WORK REQUEST: The data below should be printed in full, exactly, and without any of its images.
━━━ RECORDS FOR THE TASK ━━━
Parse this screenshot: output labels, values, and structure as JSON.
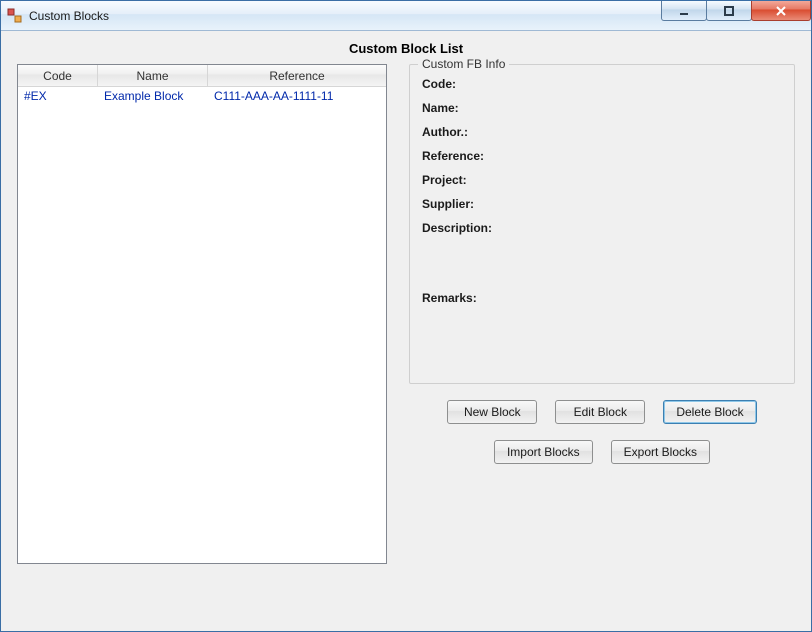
{
  "window": {
    "title": "Custom Blocks"
  },
  "heading": "Custom Block List",
  "table": {
    "headers": {
      "code": "Code",
      "name": "Name",
      "reference": "Reference"
    },
    "rows": [
      {
        "code": "#EX",
        "name": "Example Block",
        "reference": "C111-AAA-AA-1111-11"
      }
    ]
  },
  "info": {
    "legend": "Custom FB Info",
    "labels": {
      "code": "Code:",
      "name": "Name:",
      "author": "Author.:",
      "reference": "Reference:",
      "project": "Project:",
      "supplier": "Supplier:",
      "description": "Description:",
      "remarks": "Remarks:"
    },
    "values": {
      "code": "",
      "name": "",
      "author": "",
      "reference": "",
      "project": "",
      "supplier": "",
      "description": "",
      "remarks": ""
    }
  },
  "buttons": {
    "new": "New Block",
    "edit": "Edit Block",
    "delete": "Delete Block",
    "import": "Import Blocks",
    "export": "Export Blocks"
  }
}
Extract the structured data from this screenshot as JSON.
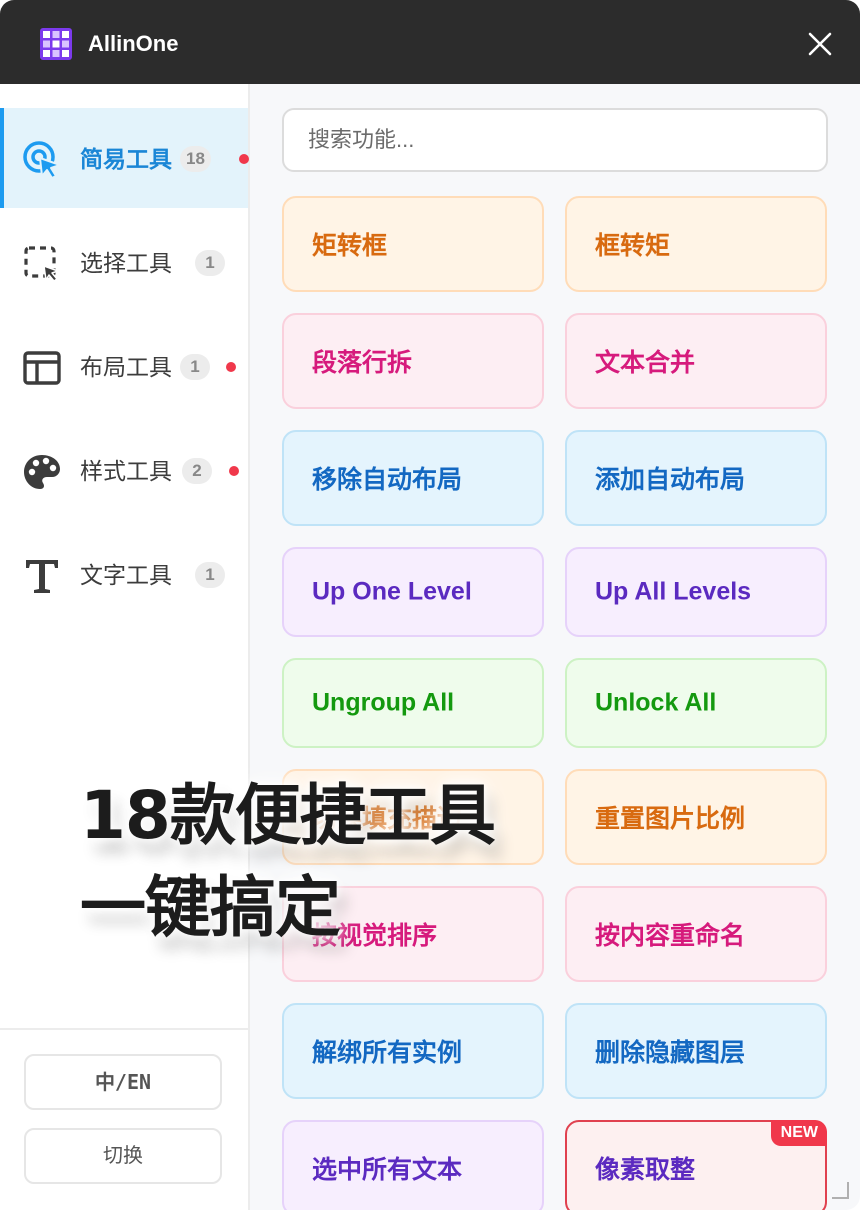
{
  "app": {
    "title": "AllinOne"
  },
  "sidebar": {
    "items": [
      {
        "label": "简易工具",
        "count": "18",
        "has_dot": true,
        "icon": "pointer-click-icon",
        "active": true
      },
      {
        "label": "选择工具",
        "count": "1",
        "has_dot": false,
        "icon": "selection-icon",
        "active": false
      },
      {
        "label": "布局工具",
        "count": "1",
        "has_dot": true,
        "icon": "layout-icon",
        "active": false
      },
      {
        "label": "样式工具",
        "count": "2",
        "has_dot": true,
        "icon": "palette-icon",
        "active": false
      },
      {
        "label": "文字工具",
        "count": "1",
        "has_dot": false,
        "icon": "text-t-icon",
        "active": false
      }
    ],
    "lang_button": "中/EN",
    "switch_button": "切换"
  },
  "search": {
    "placeholder": "搜索功能..."
  },
  "tools": [
    {
      "label": "矩转框",
      "color": "orange"
    },
    {
      "label": "框转矩",
      "color": "orange"
    },
    {
      "label": "段落行拆",
      "color": "pink"
    },
    {
      "label": "文本合并",
      "color": "pink"
    },
    {
      "label": "移除自动布局",
      "color": "blue"
    },
    {
      "label": "添加自动布局",
      "color": "blue"
    },
    {
      "label": "Up One Level",
      "color": "purple"
    },
    {
      "label": "Up All Levels",
      "color": "purple"
    },
    {
      "label": "Ungroup All",
      "color": "green"
    },
    {
      "label": "Unlock All",
      "color": "green"
    },
    {
      "label": "切换填充描边",
      "color": "orange"
    },
    {
      "label": "重置图片比例",
      "color": "orange"
    },
    {
      "label": "按视觉排序",
      "color": "pink"
    },
    {
      "label": "按内容重命名",
      "color": "pink"
    },
    {
      "label": "解绑所有实例",
      "color": "blue"
    },
    {
      "label": "删除隐藏图层",
      "color": "blue"
    },
    {
      "label": "选中所有文本",
      "color": "purple"
    },
    {
      "label": "像素取整",
      "color": "new",
      "badge": "NEW"
    }
  ],
  "overlay": {
    "line1": "18款便捷工具",
    "line2": "一键搞定"
  },
  "colors": {
    "accent": "#1d9bf0",
    "titlebar": "#2c2c2c",
    "notification_dot": "#f0384b",
    "new_badge": "#f0384b"
  }
}
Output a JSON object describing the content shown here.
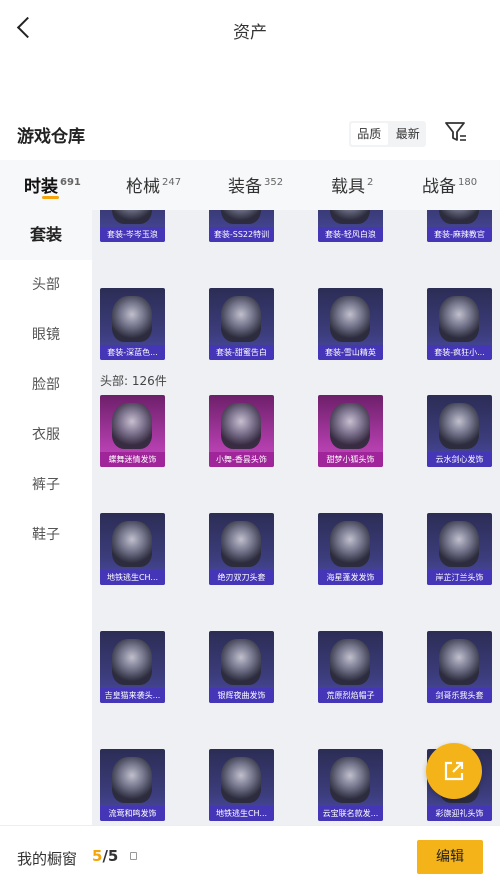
{
  "header": {
    "title": "资产"
  },
  "warehouse": {
    "title": "游戏仓库",
    "sort": [
      "品质",
      "最新"
    ]
  },
  "tabs": [
    {
      "label": "时装",
      "count": "691"
    },
    {
      "label": "枪械",
      "count": "247"
    },
    {
      "label": "装备",
      "count": "352"
    },
    {
      "label": "载具",
      "count": "2"
    },
    {
      "label": "战备",
      "count": "180"
    }
  ],
  "sidebar": [
    "套装",
    "头部",
    "眼镜",
    "脸部",
    "衣服",
    "裤子",
    "鞋子"
  ],
  "section_label": "头部: 126件",
  "suits_partial": [
    "套装-岑岑玉浪",
    "套装-SS22特训",
    "套装-轻风白浪",
    "套装-麻辣教官"
  ],
  "suits": [
    "套装-深蓝色...",
    "套装-甜蜜告白",
    "套装-雪山精英",
    "套装-疯狂小..."
  ],
  "head_items": [
    "蝶舞迷情发饰",
    "小舞-香昙头饰",
    "甜梦小狐头饰",
    "云水剑心发饰",
    "地铁逃生CH...",
    "绝刃双刀头套",
    "海星蓬发发饰",
    "岸芷汀兰头饰",
    "吉皇猫来袭头...",
    "银辉夜曲发饰",
    "荒原烈焰帽子",
    "剑哥乐我头套",
    "流莺和鸣发饰",
    "地铁逃生CH...",
    "云宝联名款发...",
    "彩旗迎礼头饰"
  ],
  "footer": {
    "showcase_label": "我的橱窗",
    "current": "5",
    "separator": "/",
    "total": "5",
    "edit_label": "编辑"
  }
}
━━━
SOLUTION TO THIS TASK:
Parse this screenshot: output labels, values, and structure as JSON.
{
  "window": {
    "title": "Custom Blocks"
  },
  "heading": "Custom Block List",
  "table": {
    "headers": {
      "code": "Code",
      "name": "Name",
      "reference": "Reference"
    },
    "rows": [
      {
        "code": "#EX",
        "name": "Example Block",
        "reference": "C111-AAA-AA-1111-11"
      }
    ]
  },
  "info": {
    "legend": "Custom FB Info",
    "labels": {
      "code": "Code:",
      "name": "Name:",
      "author": "Author.:",
      "reference": "Reference:",
      "project": "Project:",
      "supplier": "Supplier:",
      "description": "Description:",
      "remarks": "Remarks:"
    },
    "values": {
      "code": "",
      "name": "",
      "author": "",
      "reference": "",
      "project": "",
      "supplier": "",
      "description": "",
      "remarks": ""
    }
  },
  "buttons": {
    "new": "New Block",
    "edit": "Edit Block",
    "delete": "Delete Block",
    "import": "Import Blocks",
    "export": "Export Blocks"
  }
}
Extract the structured data from this screenshot as JSON.
{
  "app": {
    "title": "AllinOne"
  },
  "sidebar": {
    "items": [
      {
        "label": "简易工具",
        "count": "18",
        "has_dot": true,
        "icon": "pointer-click-icon",
        "active": true
      },
      {
        "label": "选择工具",
        "count": "1",
        "has_dot": false,
        "icon": "selection-icon",
        "active": false
      },
      {
        "label": "布局工具",
        "count": "1",
        "has_dot": true,
        "icon": "layout-icon",
        "active": false
      },
      {
        "label": "样式工具",
        "count": "2",
        "has_dot": true,
        "icon": "palette-icon",
        "active": false
      },
      {
        "label": "文字工具",
        "count": "1",
        "has_dot": false,
        "icon": "text-t-icon",
        "active": false
      }
    ],
    "lang_button": "中/EN",
    "switch_button": "切换"
  },
  "search": {
    "placeholder": "搜索功能..."
  },
  "tools": [
    {
      "label": "矩转框",
      "color": "orange"
    },
    {
      "label": "框转矩",
      "color": "orange"
    },
    {
      "label": "段落行拆",
      "color": "pink"
    },
    {
      "label": "文本合并",
      "color": "pink"
    },
    {
      "label": "移除自动布局",
      "color": "blue"
    },
    {
      "label": "添加自动布局",
      "color": "blue"
    },
    {
      "label": "Up One Level",
      "color": "purple"
    },
    {
      "label": "Up All Levels",
      "color": "purple"
    },
    {
      "label": "Ungroup All",
      "color": "green"
    },
    {
      "label": "Unlock All",
      "color": "green"
    },
    {
      "label": "切换填充描边",
      "color": "orange"
    },
    {
      "label": "重置图片比例",
      "color": "orange"
    },
    {
      "label": "按视觉排序",
      "color": "pink"
    },
    {
      "label": "按内容重命名",
      "color": "pink"
    },
    {
      "label": "解绑所有实例",
      "color": "blue"
    },
    {
      "label": "删除隐藏图层",
      "color": "blue"
    },
    {
      "label": "选中所有文本",
      "color": "purple"
    },
    {
      "label": "像素取整",
      "color": "new",
      "badge": "NEW"
    }
  ],
  "overlay": {
    "line1": "18款便捷工具",
    "line2": "一键搞定"
  },
  "colors": {
    "accent": "#1d9bf0",
    "titlebar": "#2c2c2c",
    "notification_dot": "#f0384b",
    "new_badge": "#f0384b"
  }
}
Output a JSON object describing the content shown here.
{
  "header": {
    "title": "资产"
  },
  "warehouse": {
    "title": "游戏仓库",
    "sort": [
      "品质",
      "最新"
    ]
  },
  "tabs": [
    {
      "label": "时装",
      "count": "691"
    },
    {
      "label": "枪械",
      "count": "247"
    },
    {
      "label": "装备",
      "count": "352"
    },
    {
      "label": "载具",
      "count": "2"
    },
    {
      "label": "战备",
      "count": "180"
    }
  ],
  "sidebar": [
    "套装",
    "头部",
    "眼镜",
    "脸部",
    "衣服",
    "裤子",
    "鞋子"
  ],
  "section_label": "头部: 126件",
  "suits_partial": [
    "套装-岑岑玉浪",
    "套装-SS22特训",
    "套装-轻风白浪",
    "套装-麻辣教官"
  ],
  "suits": [
    "套装-深蓝色...",
    "套装-甜蜜告白",
    "套装-雪山精英",
    "套装-疯狂小..."
  ],
  "head_items": [
    "蝶舞迷情发饰",
    "小舞-香昙头饰",
    "甜梦小狐头饰",
    "云水剑心发饰",
    "地铁逃生CH...",
    "绝刃双刀头套",
    "海星蓬发发饰",
    "岸芷汀兰头饰",
    "吉皇猫来袭头...",
    "银辉夜曲发饰",
    "荒原烈焰帽子",
    "剑哥乐我头套",
    "流莺和鸣发饰",
    "地铁逃生CH...",
    "云宝联名款发...",
    "彩旗迎礼头饰"
  ],
  "footer": {
    "showcase_label": "我的橱窗",
    "current": "5",
    "separator": "/",
    "total": "5",
    "edit_label": "编辑"
  }
}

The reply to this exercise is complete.